''Karnataka must embrace Unesco tag with pride.''
The State government is being obstructionist and unreasonable by opposing Unesco’s according of heritage status to ten sites in the Western Ghats in Karnataka. The sites include wildlife sanctuaries, reserve forests and a national park. Thirty-nine sites in four states through which the Western Ghats run have been chosen for the honour but Karnataka alone wants to reject it. The Karnataka government’s contention is that if such status is accorded then the government will lose control over the forests. Minister for forests C H Vijayashankar says that the government would not be able to initiate development projects in these areas without Unesco’s permission.

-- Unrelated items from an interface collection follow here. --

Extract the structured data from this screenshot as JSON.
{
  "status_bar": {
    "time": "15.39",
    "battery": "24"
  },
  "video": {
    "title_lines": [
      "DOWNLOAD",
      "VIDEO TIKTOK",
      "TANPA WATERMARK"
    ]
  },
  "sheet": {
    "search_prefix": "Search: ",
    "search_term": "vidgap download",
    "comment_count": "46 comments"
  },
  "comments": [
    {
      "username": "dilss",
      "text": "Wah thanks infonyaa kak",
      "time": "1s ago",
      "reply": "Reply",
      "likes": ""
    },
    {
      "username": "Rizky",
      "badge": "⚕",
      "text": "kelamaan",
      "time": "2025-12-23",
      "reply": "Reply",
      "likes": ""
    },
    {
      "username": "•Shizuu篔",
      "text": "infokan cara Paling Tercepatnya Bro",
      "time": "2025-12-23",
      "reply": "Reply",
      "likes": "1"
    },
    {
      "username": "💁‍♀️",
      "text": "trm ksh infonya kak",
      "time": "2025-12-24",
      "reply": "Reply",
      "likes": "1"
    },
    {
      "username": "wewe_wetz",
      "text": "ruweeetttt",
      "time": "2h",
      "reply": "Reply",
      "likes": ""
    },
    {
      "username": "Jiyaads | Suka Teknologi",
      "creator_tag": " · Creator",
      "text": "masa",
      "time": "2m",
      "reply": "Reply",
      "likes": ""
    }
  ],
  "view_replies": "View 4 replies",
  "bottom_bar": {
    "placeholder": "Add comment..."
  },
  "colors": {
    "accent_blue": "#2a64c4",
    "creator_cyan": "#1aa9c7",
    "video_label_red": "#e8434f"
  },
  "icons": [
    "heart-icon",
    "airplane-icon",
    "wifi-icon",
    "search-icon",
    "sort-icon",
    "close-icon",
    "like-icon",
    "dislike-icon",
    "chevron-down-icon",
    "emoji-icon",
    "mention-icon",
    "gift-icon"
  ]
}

Not only is heritage status a hindrance to development but also it brings no benefits -- Unesco gives no funds, he complains. The Karnataka government, he says is fully capable of protecting the Western Ghats’ rich flora and fauna. It does not need Unesco’s heritage status to draw tourists. The holes in the forest minister’s arguments will be evident to anyone who has visited historical monuments and scenic sites in Karnataka. These are in a filthy state, with many doubling up as public toilets. Garishly painted gopurams, ugly theme parks in places of serenity and solitude, hotels in the wilderness – these are the government’s efforts to draw tourists. As for ‘development’ projects, dams, power plants and mining are stripping the Western Ghats of trees and its rich bio-diversity. If this is the development that the minister is so keen to pursue, the Western Ghats and the people who live here are better off without it.
Over a decade ago, the government locked horns with Unesco over the construction of bridges across the Tungabhadra near Hampi’s temples. Unesco threatened to withdraw heritage status to Hampi, forcing the government to backdown. That this experience will repeat itself with regard to the Western Ghats is perhaps behind the government’s position now. But it must bear in mind that Unesco’s strong stand on the bridges helped preserve Hampi.
To our ministers, the Western Ghats’ value lies in its mineral wealth and timber. Sadly, they fail to comprehend that the real wealth of these forests is in their biodiversity. Similarly, what Unesco’s heritage status means has clearly missed our ministers, who seem capable of a cost-benefit analysis only in monetary terms. Unesco’s heritage status to the Western Ghats is recognition of its incalculable value to human civilisation and well-being. Karnataka must embrace it with pride.